(Component data from apps and pages)
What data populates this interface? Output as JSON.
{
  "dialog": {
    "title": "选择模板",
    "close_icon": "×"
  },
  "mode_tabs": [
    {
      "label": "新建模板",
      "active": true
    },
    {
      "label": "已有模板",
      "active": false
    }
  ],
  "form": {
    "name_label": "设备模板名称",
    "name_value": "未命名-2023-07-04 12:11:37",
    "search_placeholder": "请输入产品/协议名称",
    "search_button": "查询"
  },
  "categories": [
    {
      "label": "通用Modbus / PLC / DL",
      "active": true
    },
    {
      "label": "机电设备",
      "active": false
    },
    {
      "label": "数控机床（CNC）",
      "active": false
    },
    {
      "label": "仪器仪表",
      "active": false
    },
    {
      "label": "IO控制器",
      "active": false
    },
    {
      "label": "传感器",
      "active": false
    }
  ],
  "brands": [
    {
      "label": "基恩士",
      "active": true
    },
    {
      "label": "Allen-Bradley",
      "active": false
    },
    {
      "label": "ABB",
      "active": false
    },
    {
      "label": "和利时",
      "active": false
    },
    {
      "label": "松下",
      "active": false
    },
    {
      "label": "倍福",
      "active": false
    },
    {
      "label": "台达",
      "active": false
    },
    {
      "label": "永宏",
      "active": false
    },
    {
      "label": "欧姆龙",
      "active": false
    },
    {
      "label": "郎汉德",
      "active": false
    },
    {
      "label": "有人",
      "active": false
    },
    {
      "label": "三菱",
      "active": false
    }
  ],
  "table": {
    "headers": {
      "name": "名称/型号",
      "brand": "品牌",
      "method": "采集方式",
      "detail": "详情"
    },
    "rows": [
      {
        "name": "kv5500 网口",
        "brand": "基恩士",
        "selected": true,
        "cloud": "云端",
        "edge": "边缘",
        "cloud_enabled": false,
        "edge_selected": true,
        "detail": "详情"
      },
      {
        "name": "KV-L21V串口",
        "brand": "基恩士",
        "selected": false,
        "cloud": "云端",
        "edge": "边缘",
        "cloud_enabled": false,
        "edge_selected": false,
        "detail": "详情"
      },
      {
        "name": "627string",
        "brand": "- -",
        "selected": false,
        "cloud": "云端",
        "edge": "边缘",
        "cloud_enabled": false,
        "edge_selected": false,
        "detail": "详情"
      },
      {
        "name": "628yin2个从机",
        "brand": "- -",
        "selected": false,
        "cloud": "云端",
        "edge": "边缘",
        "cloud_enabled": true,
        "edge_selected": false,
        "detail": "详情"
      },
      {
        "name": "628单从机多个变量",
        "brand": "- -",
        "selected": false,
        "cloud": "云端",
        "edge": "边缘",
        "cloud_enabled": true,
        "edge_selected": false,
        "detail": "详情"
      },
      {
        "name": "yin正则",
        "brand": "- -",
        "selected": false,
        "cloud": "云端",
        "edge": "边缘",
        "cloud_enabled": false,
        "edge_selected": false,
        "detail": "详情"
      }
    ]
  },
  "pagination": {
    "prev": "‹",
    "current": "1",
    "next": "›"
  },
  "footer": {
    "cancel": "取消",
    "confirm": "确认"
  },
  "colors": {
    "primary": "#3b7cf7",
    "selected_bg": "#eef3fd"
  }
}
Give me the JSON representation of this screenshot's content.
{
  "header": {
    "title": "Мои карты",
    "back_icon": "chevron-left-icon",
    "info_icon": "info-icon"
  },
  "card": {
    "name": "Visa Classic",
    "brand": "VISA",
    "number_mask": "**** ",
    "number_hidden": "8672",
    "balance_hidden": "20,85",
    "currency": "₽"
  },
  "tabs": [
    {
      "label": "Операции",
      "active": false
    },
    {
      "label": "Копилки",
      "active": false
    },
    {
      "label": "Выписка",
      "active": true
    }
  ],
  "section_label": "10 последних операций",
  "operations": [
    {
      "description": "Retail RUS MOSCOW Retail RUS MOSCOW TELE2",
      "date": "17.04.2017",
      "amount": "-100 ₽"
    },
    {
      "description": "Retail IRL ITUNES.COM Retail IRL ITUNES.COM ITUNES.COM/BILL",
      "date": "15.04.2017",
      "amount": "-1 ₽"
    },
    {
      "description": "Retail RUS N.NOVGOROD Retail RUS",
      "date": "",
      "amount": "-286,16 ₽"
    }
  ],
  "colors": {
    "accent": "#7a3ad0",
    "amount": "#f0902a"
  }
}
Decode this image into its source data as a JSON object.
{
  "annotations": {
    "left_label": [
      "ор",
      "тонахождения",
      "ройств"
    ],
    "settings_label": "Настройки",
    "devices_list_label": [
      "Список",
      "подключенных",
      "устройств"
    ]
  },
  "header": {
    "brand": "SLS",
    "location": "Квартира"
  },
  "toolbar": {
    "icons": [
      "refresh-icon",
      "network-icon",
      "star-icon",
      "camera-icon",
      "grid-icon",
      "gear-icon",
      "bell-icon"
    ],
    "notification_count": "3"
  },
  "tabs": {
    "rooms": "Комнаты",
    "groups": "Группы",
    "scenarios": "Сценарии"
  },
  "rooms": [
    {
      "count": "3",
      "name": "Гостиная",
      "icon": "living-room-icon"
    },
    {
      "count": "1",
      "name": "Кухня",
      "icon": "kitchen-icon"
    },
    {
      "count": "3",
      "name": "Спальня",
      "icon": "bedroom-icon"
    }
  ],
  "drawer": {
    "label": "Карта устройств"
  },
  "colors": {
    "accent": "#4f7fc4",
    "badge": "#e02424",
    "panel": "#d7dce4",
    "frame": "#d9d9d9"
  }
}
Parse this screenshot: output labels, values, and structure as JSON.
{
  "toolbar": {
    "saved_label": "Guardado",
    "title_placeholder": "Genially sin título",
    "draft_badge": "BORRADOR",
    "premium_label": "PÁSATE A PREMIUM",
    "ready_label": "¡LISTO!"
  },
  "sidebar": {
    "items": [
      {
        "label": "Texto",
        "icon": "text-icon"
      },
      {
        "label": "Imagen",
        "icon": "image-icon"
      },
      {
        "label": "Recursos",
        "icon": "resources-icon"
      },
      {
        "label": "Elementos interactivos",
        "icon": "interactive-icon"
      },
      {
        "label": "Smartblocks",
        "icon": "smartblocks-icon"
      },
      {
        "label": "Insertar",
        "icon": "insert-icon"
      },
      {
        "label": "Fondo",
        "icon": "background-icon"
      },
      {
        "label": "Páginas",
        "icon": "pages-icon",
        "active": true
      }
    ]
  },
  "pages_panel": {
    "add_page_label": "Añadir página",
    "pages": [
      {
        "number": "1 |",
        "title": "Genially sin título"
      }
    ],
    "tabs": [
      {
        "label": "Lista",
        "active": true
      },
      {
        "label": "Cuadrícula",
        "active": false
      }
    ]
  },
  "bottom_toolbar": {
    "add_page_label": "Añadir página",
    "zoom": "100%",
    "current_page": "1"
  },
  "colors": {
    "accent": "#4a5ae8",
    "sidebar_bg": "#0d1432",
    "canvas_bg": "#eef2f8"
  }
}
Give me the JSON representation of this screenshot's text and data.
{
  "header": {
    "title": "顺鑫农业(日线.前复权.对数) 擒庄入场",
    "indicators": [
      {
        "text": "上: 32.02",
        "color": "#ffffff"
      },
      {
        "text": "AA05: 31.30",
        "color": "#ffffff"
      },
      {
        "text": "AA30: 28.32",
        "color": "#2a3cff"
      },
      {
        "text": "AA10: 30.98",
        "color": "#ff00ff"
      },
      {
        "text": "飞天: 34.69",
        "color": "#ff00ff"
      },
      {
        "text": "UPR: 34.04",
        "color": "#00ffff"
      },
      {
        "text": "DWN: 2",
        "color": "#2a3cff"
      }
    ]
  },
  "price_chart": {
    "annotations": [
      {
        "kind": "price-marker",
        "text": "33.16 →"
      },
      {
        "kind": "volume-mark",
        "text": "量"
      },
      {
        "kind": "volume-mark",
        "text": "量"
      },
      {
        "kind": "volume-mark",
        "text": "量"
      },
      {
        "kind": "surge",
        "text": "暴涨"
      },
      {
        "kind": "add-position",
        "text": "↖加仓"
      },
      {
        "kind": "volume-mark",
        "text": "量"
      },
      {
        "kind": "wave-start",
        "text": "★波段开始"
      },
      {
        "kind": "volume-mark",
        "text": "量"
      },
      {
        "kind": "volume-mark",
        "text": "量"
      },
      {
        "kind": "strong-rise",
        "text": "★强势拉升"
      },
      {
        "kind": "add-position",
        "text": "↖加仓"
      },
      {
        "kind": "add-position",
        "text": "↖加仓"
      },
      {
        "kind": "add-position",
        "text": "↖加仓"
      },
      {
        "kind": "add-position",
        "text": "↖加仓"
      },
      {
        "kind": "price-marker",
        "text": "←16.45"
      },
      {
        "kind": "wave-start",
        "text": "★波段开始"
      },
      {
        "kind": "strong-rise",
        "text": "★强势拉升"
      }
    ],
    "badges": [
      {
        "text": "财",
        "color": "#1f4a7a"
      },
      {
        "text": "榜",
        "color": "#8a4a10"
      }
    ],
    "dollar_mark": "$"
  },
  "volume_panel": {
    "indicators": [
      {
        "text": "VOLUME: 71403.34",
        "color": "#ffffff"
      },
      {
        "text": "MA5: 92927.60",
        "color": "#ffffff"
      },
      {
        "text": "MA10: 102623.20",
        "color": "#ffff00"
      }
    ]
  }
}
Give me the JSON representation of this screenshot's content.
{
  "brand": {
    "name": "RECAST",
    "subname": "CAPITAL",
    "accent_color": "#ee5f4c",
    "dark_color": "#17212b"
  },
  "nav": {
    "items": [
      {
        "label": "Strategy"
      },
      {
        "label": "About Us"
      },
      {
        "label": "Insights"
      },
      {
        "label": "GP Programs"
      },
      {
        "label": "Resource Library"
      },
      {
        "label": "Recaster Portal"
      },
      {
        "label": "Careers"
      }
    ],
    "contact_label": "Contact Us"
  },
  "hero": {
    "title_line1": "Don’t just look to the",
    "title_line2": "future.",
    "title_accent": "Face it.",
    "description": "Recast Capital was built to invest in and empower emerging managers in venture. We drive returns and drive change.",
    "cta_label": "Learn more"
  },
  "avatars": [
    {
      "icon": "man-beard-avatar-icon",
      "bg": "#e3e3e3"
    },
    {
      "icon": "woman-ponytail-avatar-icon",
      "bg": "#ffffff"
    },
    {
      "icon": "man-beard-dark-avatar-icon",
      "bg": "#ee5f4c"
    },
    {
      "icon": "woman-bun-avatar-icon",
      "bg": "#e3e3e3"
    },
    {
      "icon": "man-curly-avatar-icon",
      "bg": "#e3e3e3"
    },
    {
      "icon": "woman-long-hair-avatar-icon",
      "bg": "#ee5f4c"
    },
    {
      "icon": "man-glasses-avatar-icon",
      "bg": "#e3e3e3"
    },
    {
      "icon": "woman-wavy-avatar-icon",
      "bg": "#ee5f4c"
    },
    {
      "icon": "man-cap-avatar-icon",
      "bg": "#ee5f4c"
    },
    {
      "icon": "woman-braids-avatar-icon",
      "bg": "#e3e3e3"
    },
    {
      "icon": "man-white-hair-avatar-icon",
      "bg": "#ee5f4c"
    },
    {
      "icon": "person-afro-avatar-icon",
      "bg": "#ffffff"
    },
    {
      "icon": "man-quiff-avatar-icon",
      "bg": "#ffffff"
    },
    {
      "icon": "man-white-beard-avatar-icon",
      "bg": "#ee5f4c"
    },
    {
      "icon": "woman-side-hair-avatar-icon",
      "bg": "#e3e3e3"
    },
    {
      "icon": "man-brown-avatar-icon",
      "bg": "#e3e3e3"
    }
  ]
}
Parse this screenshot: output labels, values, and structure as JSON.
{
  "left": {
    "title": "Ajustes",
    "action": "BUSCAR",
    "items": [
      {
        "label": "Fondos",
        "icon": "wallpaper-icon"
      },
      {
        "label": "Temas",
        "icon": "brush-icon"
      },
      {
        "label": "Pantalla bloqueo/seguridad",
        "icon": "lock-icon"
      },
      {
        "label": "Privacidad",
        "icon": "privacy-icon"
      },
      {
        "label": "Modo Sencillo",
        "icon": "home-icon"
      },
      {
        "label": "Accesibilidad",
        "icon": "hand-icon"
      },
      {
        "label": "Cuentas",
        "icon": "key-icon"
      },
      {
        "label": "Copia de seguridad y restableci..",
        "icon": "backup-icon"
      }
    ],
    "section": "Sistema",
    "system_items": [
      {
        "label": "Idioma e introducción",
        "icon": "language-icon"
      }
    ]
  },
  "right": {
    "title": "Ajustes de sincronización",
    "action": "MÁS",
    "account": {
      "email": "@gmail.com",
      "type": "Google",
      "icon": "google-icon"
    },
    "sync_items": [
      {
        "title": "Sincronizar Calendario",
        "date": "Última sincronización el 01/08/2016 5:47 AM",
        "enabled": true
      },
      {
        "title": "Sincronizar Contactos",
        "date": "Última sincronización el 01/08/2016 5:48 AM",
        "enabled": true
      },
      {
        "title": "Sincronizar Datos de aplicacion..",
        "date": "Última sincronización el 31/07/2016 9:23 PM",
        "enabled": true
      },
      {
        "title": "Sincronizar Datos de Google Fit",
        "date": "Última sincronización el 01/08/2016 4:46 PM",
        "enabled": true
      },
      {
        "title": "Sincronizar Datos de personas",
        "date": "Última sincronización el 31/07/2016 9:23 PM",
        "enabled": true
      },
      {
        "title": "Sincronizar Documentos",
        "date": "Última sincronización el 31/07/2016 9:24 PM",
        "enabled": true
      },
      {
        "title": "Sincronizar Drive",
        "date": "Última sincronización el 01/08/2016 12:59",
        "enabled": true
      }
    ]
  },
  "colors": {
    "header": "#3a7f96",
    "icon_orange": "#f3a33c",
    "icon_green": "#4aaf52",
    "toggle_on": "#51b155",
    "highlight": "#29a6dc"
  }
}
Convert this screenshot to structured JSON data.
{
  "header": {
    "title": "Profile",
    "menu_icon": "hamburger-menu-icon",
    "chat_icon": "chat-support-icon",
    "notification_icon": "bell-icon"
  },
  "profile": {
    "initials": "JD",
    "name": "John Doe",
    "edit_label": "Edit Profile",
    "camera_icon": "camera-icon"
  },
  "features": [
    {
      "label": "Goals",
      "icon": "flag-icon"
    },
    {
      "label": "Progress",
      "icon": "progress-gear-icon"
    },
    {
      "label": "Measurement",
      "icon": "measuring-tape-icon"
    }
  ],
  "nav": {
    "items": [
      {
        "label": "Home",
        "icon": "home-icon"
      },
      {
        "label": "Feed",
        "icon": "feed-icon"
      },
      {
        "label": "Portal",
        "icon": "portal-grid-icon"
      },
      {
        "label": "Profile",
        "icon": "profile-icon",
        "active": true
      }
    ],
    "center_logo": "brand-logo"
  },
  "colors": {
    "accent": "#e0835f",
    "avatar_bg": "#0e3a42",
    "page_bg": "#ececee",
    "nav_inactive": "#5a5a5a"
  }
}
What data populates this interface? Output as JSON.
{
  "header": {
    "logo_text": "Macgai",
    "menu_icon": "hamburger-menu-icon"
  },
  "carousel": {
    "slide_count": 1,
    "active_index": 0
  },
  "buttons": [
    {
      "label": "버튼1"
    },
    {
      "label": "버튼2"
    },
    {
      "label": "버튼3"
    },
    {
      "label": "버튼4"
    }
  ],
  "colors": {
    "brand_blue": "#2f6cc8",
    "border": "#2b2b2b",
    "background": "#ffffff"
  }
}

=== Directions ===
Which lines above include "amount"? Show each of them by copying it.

=== Output of the exercise ===
      "amount": "-100 ₽"
      "amount": "-1 ₽"
      "amount": "-286,16 ₽"
    "amount": "#f0902a"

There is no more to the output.